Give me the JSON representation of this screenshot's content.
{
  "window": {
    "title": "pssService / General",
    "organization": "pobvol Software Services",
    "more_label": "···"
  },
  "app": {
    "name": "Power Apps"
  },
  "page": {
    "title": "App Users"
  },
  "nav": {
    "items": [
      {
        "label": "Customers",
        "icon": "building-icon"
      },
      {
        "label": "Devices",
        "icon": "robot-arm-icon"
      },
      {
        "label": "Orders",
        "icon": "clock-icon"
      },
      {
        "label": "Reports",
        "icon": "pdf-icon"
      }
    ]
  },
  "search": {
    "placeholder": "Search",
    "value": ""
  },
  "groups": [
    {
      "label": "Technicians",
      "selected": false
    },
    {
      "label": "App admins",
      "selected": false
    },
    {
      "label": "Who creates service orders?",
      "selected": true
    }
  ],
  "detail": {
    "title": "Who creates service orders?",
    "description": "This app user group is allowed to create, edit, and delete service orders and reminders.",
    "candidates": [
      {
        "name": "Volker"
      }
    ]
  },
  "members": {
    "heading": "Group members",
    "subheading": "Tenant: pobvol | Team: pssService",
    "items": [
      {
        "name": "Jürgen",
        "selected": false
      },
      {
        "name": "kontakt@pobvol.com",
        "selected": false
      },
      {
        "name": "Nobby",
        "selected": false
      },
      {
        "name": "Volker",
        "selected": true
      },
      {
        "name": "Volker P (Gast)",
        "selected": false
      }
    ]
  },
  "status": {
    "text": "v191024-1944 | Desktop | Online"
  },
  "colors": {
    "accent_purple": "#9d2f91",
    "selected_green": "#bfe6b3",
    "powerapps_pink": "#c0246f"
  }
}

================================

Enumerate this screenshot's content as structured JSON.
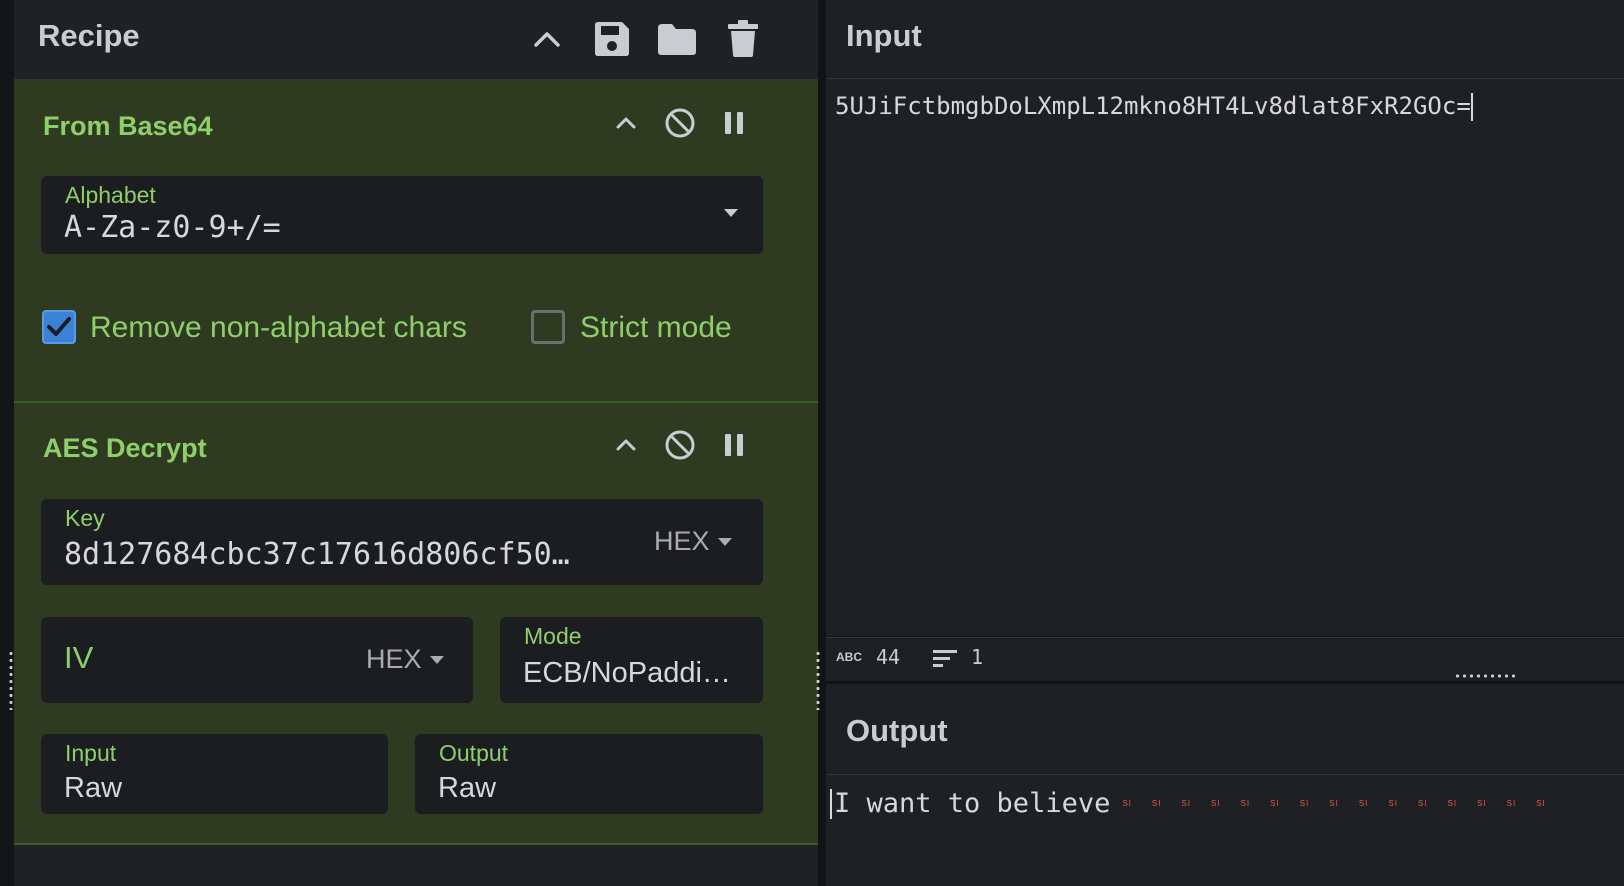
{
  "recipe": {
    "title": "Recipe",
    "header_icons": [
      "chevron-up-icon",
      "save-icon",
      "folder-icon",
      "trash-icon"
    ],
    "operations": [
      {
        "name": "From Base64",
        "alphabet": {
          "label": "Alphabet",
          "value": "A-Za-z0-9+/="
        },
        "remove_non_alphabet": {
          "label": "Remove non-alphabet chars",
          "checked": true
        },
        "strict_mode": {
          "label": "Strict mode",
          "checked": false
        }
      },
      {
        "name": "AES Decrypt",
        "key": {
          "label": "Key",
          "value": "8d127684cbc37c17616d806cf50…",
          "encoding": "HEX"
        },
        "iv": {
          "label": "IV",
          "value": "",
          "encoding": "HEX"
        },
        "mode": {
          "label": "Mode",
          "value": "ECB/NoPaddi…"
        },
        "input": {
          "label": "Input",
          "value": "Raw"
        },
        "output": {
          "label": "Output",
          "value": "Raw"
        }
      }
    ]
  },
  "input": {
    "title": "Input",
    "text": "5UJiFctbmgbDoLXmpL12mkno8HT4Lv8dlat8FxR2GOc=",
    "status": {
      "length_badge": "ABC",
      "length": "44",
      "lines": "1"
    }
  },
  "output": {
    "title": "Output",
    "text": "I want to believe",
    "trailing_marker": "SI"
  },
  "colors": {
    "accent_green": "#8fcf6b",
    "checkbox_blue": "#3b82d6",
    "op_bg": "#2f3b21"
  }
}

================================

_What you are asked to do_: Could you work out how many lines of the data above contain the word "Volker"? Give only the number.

_Expected answer_: 3